Requirement
How many lines in the entries below contain "icon"? Answer with the number only.

==== Provided records

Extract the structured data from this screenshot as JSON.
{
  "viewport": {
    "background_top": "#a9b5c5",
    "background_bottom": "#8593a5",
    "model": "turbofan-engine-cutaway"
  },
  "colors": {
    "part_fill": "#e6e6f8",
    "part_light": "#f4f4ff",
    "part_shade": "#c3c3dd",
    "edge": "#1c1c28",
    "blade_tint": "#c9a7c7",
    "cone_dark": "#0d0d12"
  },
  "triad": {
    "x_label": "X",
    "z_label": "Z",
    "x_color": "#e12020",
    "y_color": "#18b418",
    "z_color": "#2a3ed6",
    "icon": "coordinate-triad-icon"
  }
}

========
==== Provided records

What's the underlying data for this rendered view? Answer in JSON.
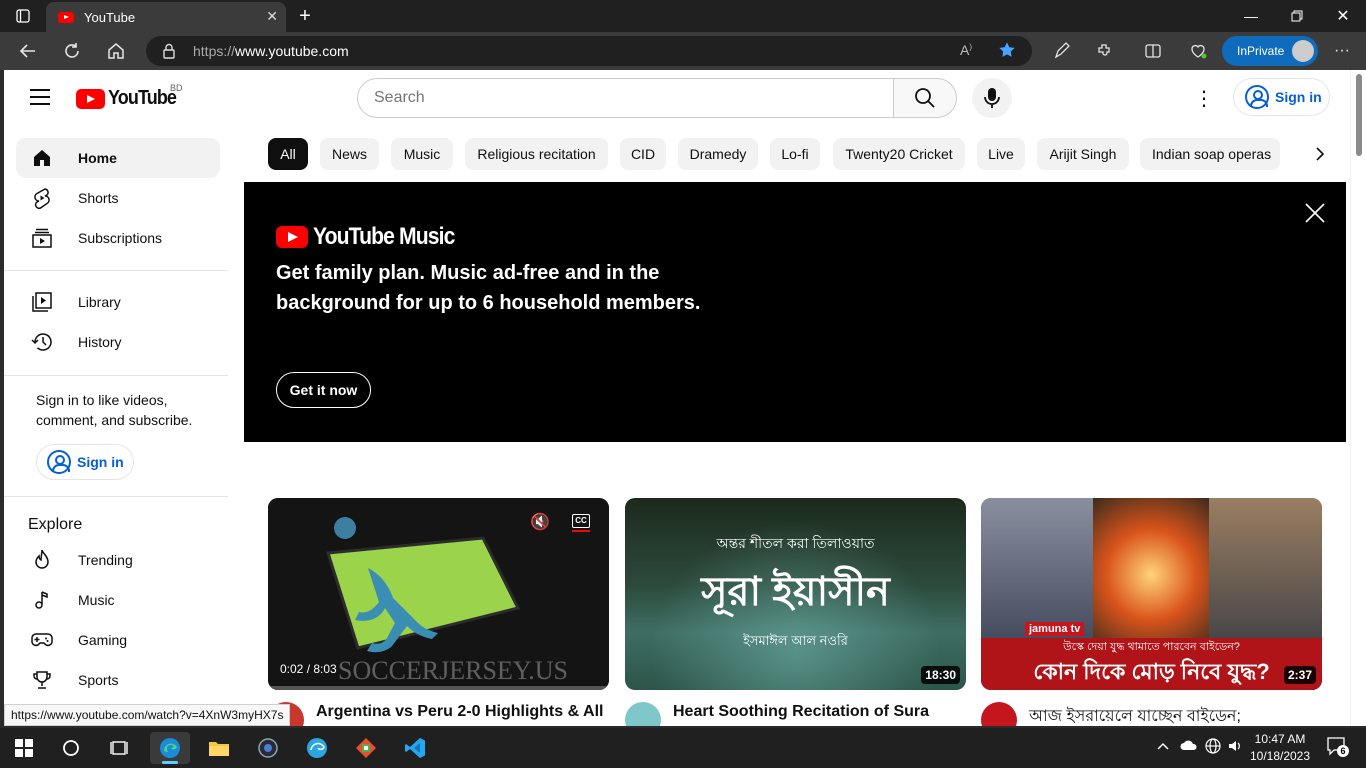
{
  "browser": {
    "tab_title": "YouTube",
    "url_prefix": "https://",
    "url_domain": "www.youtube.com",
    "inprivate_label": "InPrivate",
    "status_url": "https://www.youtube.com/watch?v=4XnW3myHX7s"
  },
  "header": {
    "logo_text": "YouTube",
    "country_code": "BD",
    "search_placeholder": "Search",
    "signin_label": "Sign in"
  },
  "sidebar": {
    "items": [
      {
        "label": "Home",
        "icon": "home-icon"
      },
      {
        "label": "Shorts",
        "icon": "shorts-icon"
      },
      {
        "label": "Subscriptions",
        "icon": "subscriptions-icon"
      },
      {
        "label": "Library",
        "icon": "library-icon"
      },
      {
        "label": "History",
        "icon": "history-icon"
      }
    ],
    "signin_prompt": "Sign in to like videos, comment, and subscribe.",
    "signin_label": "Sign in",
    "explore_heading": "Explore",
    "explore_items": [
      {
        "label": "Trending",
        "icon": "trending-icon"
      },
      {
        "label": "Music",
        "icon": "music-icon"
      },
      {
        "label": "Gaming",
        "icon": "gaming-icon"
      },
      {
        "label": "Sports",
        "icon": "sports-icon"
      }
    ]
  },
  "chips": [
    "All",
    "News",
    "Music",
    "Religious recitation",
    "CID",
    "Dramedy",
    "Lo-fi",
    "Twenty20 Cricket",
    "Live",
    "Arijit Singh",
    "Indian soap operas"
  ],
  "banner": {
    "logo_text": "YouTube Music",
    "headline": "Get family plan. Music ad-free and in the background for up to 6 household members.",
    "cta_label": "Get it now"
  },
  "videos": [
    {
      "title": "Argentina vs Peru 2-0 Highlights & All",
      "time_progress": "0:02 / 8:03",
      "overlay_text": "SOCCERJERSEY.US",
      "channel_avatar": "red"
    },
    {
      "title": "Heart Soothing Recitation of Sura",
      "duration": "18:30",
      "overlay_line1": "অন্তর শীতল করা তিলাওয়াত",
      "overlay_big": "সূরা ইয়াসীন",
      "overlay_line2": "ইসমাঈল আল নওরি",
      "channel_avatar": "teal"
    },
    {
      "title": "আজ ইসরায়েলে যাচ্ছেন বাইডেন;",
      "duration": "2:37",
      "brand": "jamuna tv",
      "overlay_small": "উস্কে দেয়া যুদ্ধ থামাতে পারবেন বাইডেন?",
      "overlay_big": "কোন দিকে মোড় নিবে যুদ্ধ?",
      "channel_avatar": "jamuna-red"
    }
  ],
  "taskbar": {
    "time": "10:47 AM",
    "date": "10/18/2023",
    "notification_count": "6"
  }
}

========

Answer to this exercise
10